TASK REQUIREMENTS: Copy out each line of the entries below in which the string "subtitle" appears.

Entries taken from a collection
****************************************
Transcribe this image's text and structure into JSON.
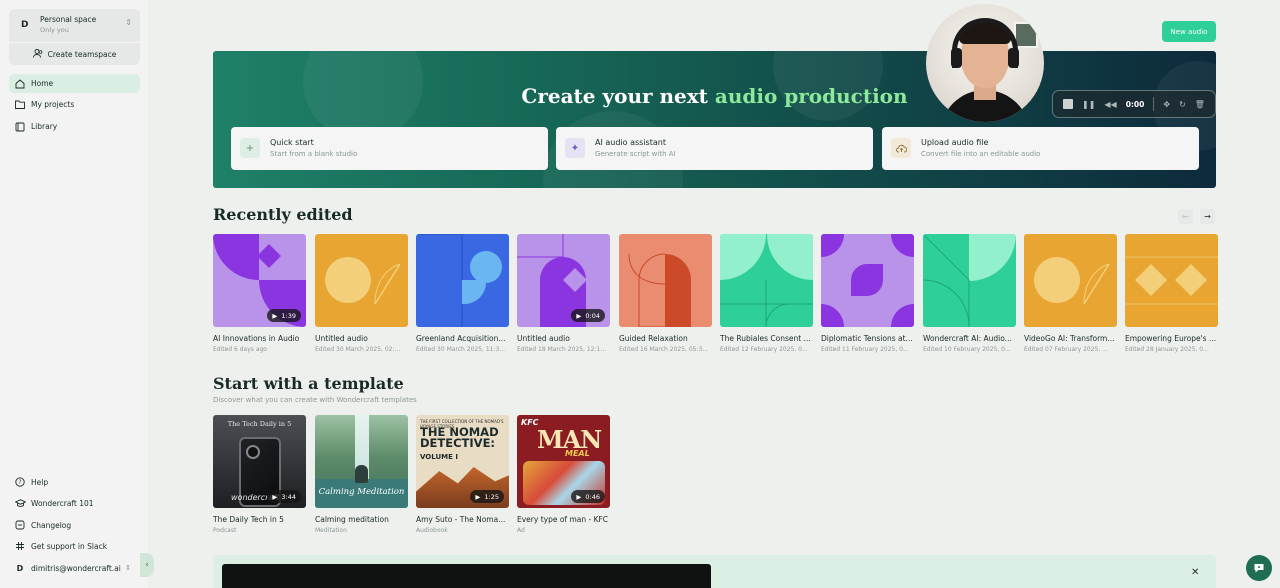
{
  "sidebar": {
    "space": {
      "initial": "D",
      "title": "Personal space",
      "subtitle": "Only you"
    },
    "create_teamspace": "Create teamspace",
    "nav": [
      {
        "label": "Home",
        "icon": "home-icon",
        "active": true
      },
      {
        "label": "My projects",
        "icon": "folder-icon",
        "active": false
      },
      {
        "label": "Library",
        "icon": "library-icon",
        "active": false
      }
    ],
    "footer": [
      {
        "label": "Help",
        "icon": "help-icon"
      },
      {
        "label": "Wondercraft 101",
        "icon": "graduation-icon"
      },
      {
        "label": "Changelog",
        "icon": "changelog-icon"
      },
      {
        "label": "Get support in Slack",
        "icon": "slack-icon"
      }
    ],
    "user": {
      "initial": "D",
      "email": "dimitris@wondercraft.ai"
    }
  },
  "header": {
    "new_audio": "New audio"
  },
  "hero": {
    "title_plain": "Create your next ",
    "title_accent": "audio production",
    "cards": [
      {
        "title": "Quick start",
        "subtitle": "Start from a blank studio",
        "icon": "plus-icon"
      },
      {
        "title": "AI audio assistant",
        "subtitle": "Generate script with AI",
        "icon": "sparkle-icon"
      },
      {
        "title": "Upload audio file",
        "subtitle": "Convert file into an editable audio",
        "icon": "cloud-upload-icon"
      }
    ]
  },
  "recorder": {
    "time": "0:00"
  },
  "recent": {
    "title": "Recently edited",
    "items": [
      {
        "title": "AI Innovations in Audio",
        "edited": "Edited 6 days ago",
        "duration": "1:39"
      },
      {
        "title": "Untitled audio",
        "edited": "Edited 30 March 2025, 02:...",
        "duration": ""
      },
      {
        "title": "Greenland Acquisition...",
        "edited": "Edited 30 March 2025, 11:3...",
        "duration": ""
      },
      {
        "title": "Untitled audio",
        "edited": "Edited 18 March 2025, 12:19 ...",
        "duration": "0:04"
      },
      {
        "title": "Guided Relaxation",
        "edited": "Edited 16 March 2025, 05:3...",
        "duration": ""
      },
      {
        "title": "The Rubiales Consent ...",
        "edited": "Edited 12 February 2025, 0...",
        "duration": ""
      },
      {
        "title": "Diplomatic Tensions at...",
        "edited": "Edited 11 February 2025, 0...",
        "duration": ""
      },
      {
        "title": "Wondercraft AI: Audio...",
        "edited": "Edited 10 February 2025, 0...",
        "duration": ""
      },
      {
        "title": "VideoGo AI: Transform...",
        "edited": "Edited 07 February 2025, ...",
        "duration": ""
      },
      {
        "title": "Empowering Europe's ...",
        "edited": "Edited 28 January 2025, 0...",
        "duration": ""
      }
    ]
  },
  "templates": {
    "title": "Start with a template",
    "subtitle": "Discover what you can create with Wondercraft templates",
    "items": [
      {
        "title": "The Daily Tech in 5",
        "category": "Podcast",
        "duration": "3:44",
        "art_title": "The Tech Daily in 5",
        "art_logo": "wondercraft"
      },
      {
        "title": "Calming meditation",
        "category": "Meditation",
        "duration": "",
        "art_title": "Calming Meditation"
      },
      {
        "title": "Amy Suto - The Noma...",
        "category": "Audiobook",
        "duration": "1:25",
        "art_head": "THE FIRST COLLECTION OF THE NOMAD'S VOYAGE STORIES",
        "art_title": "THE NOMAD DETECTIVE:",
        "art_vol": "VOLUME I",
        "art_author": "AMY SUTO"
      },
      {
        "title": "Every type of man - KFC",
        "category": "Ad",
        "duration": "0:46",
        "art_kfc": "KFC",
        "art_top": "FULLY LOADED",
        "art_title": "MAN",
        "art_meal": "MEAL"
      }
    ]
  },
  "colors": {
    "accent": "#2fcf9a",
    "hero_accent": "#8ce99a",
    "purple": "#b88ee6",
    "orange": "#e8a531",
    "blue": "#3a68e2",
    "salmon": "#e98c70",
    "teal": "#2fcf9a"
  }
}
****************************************
ANSWER SECTION:
      "subtitle": "Only you"
        "subtitle": "Start from a blank studio",
        "subtitle": "Generate script with AI",
        "subtitle": "Convert file into an editable audio",
    "subtitle": "Discover what you can create with Wondercraft templates",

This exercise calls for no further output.